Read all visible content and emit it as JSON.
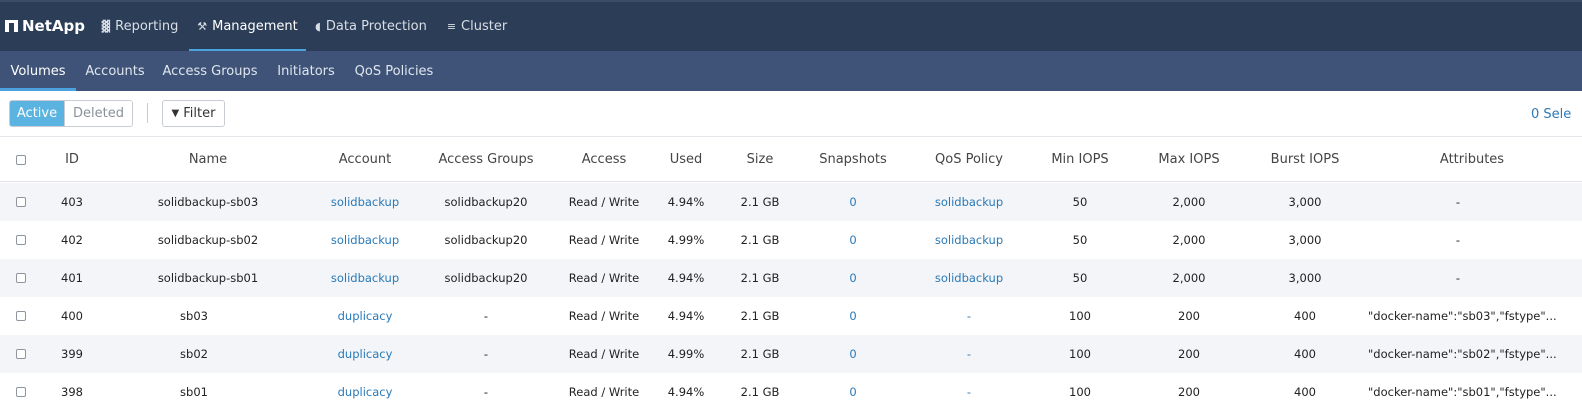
{
  "brand": {
    "name": "NetApp"
  },
  "topnav": [
    {
      "label": "Reporting",
      "icon": "bar-chart-icon",
      "glyph": "▓"
    },
    {
      "label": "Management",
      "icon": "wrench-icon",
      "glyph": "⚒"
    },
    {
      "label": "Data Protection",
      "icon": "shield-icon",
      "glyph": "◖"
    },
    {
      "label": "Cluster",
      "icon": "server-icon",
      "glyph": "≡"
    }
  ],
  "subnav": [
    "Volumes",
    "Accounts",
    "Access Groups",
    "Initiators",
    "QoS Policies"
  ],
  "toolbar": {
    "active": "Active",
    "deleted": "Deleted",
    "filter": "Filter",
    "selected": "0 Sele"
  },
  "columns": [
    "ID",
    "Name",
    "Account",
    "Access Groups",
    "Access",
    "Used",
    "Size",
    "Snapshots",
    "QoS Policy",
    "Min IOPS",
    "Max IOPS",
    "Burst IOPS",
    "Attributes"
  ],
  "rows": [
    {
      "id": "403",
      "name": "solidbackup-sb03",
      "account": "solidbackup",
      "access_groups": "solidbackup20",
      "access": "Read / Write",
      "used": "4.94%",
      "size": "2.1 GB",
      "snapshots": "0",
      "qos": "solidbackup",
      "min_iops": "50",
      "max_iops": "2,000",
      "burst_iops": "3,000",
      "attributes": "-"
    },
    {
      "id": "402",
      "name": "solidbackup-sb02",
      "account": "solidbackup",
      "access_groups": "solidbackup20",
      "access": "Read / Write",
      "used": "4.99%",
      "size": "2.1 GB",
      "snapshots": "0",
      "qos": "solidbackup",
      "min_iops": "50",
      "max_iops": "2,000",
      "burst_iops": "3,000",
      "attributes": "-"
    },
    {
      "id": "401",
      "name": "solidbackup-sb01",
      "account": "solidbackup",
      "access_groups": "solidbackup20",
      "access": "Read / Write",
      "used": "4.94%",
      "size": "2.1 GB",
      "snapshots": "0",
      "qos": "solidbackup",
      "min_iops": "50",
      "max_iops": "2,000",
      "burst_iops": "3,000",
      "attributes": "-"
    },
    {
      "id": "400",
      "name": "sb03",
      "account": "duplicacy",
      "access_groups": "-",
      "access": "Read / Write",
      "used": "4.94%",
      "size": "2.1 GB",
      "snapshots": "0",
      "qos": "-",
      "min_iops": "100",
      "max_iops": "200",
      "burst_iops": "400",
      "attributes": "\"docker-name\":\"sb03\",\"fstype\"..."
    },
    {
      "id": "399",
      "name": "sb02",
      "account": "duplicacy",
      "access_groups": "-",
      "access": "Read / Write",
      "used": "4.99%",
      "size": "2.1 GB",
      "snapshots": "0",
      "qos": "-",
      "min_iops": "100",
      "max_iops": "200",
      "burst_iops": "400",
      "attributes": "\"docker-name\":\"sb02\",\"fstype\"..."
    },
    {
      "id": "398",
      "name": "sb01",
      "account": "duplicacy",
      "access_groups": "-",
      "access": "Read / Write",
      "used": "4.94%",
      "size": "2.1 GB",
      "snapshots": "0",
      "qos": "-",
      "min_iops": "100",
      "max_iops": "200",
      "burst_iops": "400",
      "attributes": "\"docker-name\":\"sb01\",\"fstype\"..."
    }
  ],
  "colors": {
    "topnav": "#2c3e57",
    "subnav": "#3e5377",
    "accent": "#4aa3df",
    "link": "#2a7ab8",
    "active_button": "#5ab3e0"
  }
}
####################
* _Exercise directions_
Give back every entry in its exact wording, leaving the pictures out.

* _Output of the exercise_
Read all visible content and emit it as JSON.
{
  "brand": {
    "name": "NetApp"
  },
  "topnav": [
    {
      "label": "Reporting",
      "icon": "bar-chart-icon",
      "glyph": "▓"
    },
    {
      "label": "Management",
      "icon": "wrench-icon",
      "glyph": "⚒"
    },
    {
      "label": "Data Protection",
      "icon": "shield-icon",
      "glyph": "◖"
    },
    {
      "label": "Cluster",
      "icon": "server-icon",
      "glyph": "≡"
    }
  ],
  "subnav": [
    "Volumes",
    "Accounts",
    "Access Groups",
    "Initiators",
    "QoS Policies"
  ],
  "toolbar": {
    "active": "Active",
    "deleted": "Deleted",
    "filter": "Filter",
    "selected": "0 Sele"
  },
  "columns": [
    "ID",
    "Name",
    "Account",
    "Access Groups",
    "Access",
    "Used",
    "Size",
    "Snapshots",
    "QoS Policy",
    "Min IOPS",
    "Max IOPS",
    "Burst IOPS",
    "Attributes"
  ],
  "rows": [
    {
      "id": "403",
      "name": "solidbackup-sb03",
      "account": "solidbackup",
      "access_groups": "solidbackup20",
      "access": "Read / Write",
      "used": "4.94%",
      "size": "2.1 GB",
      "snapshots": "0",
      "qos": "solidbackup",
      "min_iops": "50",
      "max_iops": "2,000",
      "burst_iops": "3,000",
      "attributes": "-"
    },
    {
      "id": "402",
      "name": "solidbackup-sb02",
      "account": "solidbackup",
      "access_groups": "solidbackup20",
      "access": "Read / Write",
      "used": "4.99%",
      "size": "2.1 GB",
      "snapshots": "0",
      "qos": "solidbackup",
      "min_iops": "50",
      "max_iops": "2,000",
      "burst_iops": "3,000",
      "attributes": "-"
    },
    {
      "id": "401",
      "name": "solidbackup-sb01",
      "account": "solidbackup",
      "access_groups": "solidbackup20",
      "access": "Read / Write",
      "used": "4.94%",
      "size": "2.1 GB",
      "snapshots": "0",
      "qos": "solidbackup",
      "min_iops": "50",
      "max_iops": "2,000",
      "burst_iops": "3,000",
      "attributes": "-"
    },
    {
      "id": "400",
      "name": "sb03",
      "account": "duplicacy",
      "access_groups": "-",
      "access": "Read / Write",
      "used": "4.94%",
      "size": "2.1 GB",
      "snapshots": "0",
      "qos": "-",
      "min_iops": "100",
      "max_iops": "200",
      "burst_iops": "400",
      "attributes": "\"docker-name\":\"sb03\",\"fstype\"..."
    },
    {
      "id": "399",
      "name": "sb02",
      "account": "duplicacy",
      "access_groups": "-",
      "access": "Read / Write",
      "used": "4.99%",
      "size": "2.1 GB",
      "snapshots": "0",
      "qos": "-",
      "min_iops": "100",
      "max_iops": "200",
      "burst_iops": "400",
      "attributes": "\"docker-name\":\"sb02\",\"fstype\"..."
    },
    {
      "id": "398",
      "name": "sb01",
      "account": "duplicacy",
      "access_groups": "-",
      "access": "Read / Write",
      "used": "4.94%",
      "size": "2.1 GB",
      "snapshots": "0",
      "qos": "-",
      "min_iops": "100",
      "max_iops": "200",
      "burst_iops": "400",
      "attributes": "\"docker-name\":\"sb01\",\"fstype\"..."
    }
  ],
  "colors": {
    "topnav": "#2c3e57",
    "subnav": "#3e5377",
    "accent": "#4aa3df",
    "link": "#2a7ab8",
    "active_button": "#5ab3e0"
  }
}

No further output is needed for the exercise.